━━━ Records provided ━━━

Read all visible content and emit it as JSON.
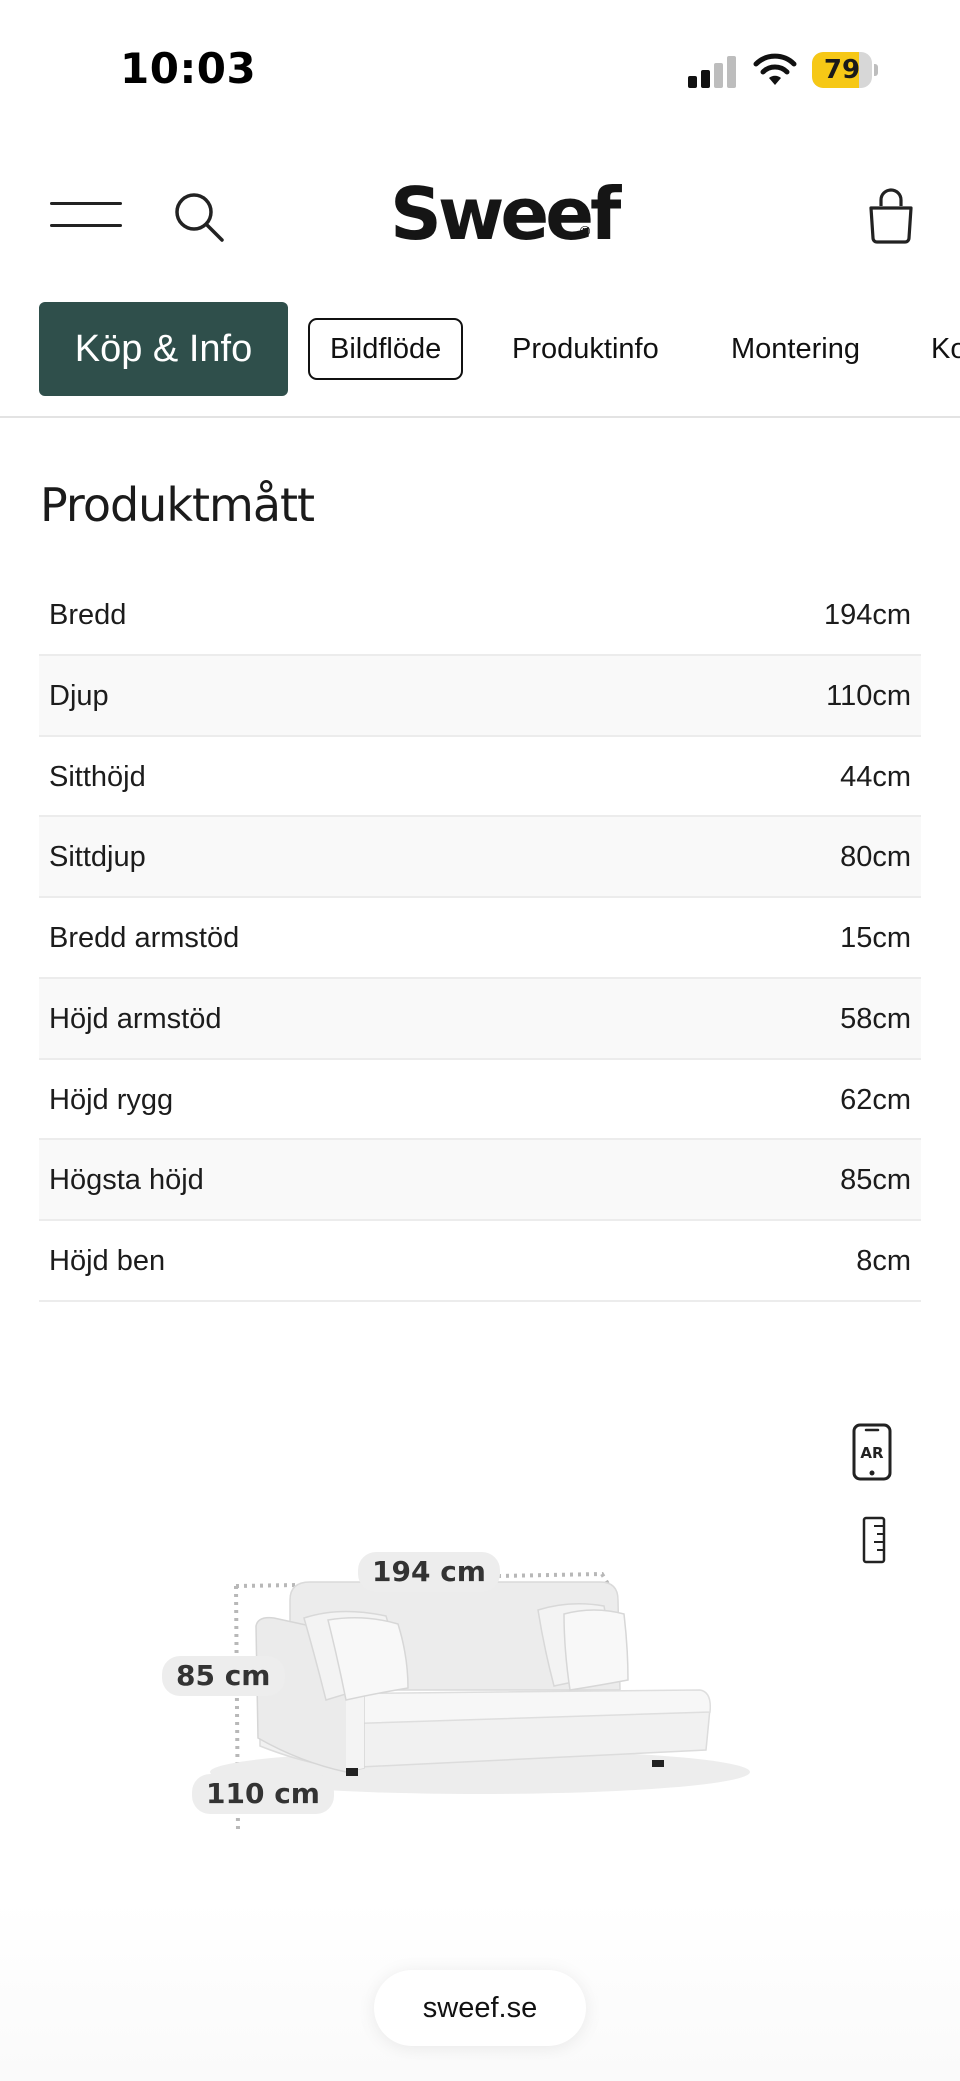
{
  "status_bar": {
    "time": "10:03",
    "battery": "79",
    "battery_level": 0.79,
    "battery_color": "#f6c816"
  },
  "header": {
    "logo": "Sweef",
    "logo_mark": "®",
    "icons": [
      "menu-icon",
      "search-icon",
      "bag-icon"
    ]
  },
  "tabs": [
    {
      "label": "Köp & Info",
      "state": "active"
    },
    {
      "label": "Bildflöde",
      "state": "outlined"
    },
    {
      "label": "Produktinfo",
      "state": "normal"
    },
    {
      "label": "Montering",
      "state": "normal"
    },
    {
      "label": "Ko",
      "state": "normal"
    }
  ],
  "colors": {
    "active_tab": "#2f4f4b"
  },
  "section": {
    "title": "Produktmått"
  },
  "dimensions": [
    {
      "label": "Bredd",
      "value": "194cm"
    },
    {
      "label": "Djup",
      "value": "110cm"
    },
    {
      "label": "Sitthöjd",
      "value": "44cm"
    },
    {
      "label": "Sittdjup",
      "value": "80cm"
    },
    {
      "label": "Bredd armstöd",
      "value": "15cm"
    },
    {
      "label": "Höjd armstöd",
      "value": "58cm"
    },
    {
      "label": "Höjd rygg",
      "value": "62cm"
    },
    {
      "label": "Högsta höjd",
      "value": "85cm"
    },
    {
      "label": "Höjd ben",
      "value": "8cm"
    }
  ],
  "product_visual": {
    "ar_icon_label": "AR",
    "width_label": "194 cm",
    "height_label": "85 cm",
    "depth_label": "110 cm"
  },
  "footer": {
    "url": "sweef.se"
  }
}
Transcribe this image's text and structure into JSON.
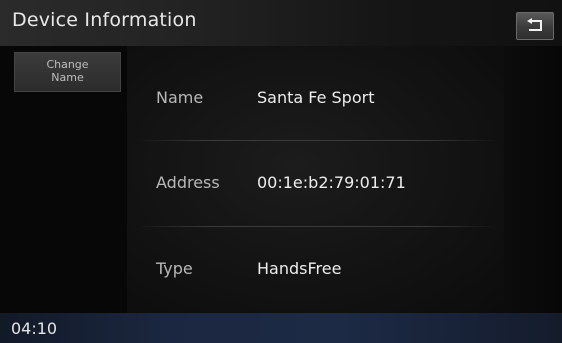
{
  "header": {
    "title": "Device Information",
    "back_icon": "back-arrow-icon"
  },
  "sidebar": {
    "change_name_line1": "Change",
    "change_name_line2": "Name"
  },
  "device": {
    "name_label": "Name",
    "name_value": "Santa Fe Sport",
    "address_label": "Address",
    "address_value": "00:1e:b2:79:01:71",
    "type_label": "Type",
    "type_value": "HandsFree"
  },
  "status_bar": {
    "time": "04:10"
  },
  "colors": {
    "title_text": "#e8e8e8",
    "label_text": "#b8b8b8",
    "value_text": "#ededed",
    "status_bar_bg": "#1b2740"
  }
}
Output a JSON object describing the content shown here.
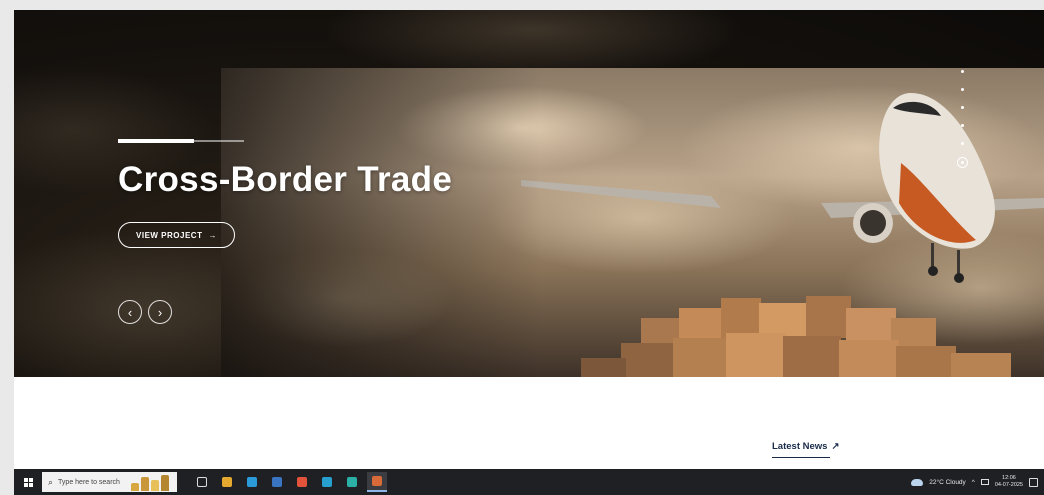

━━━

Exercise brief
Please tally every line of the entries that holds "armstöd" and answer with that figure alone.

Result
2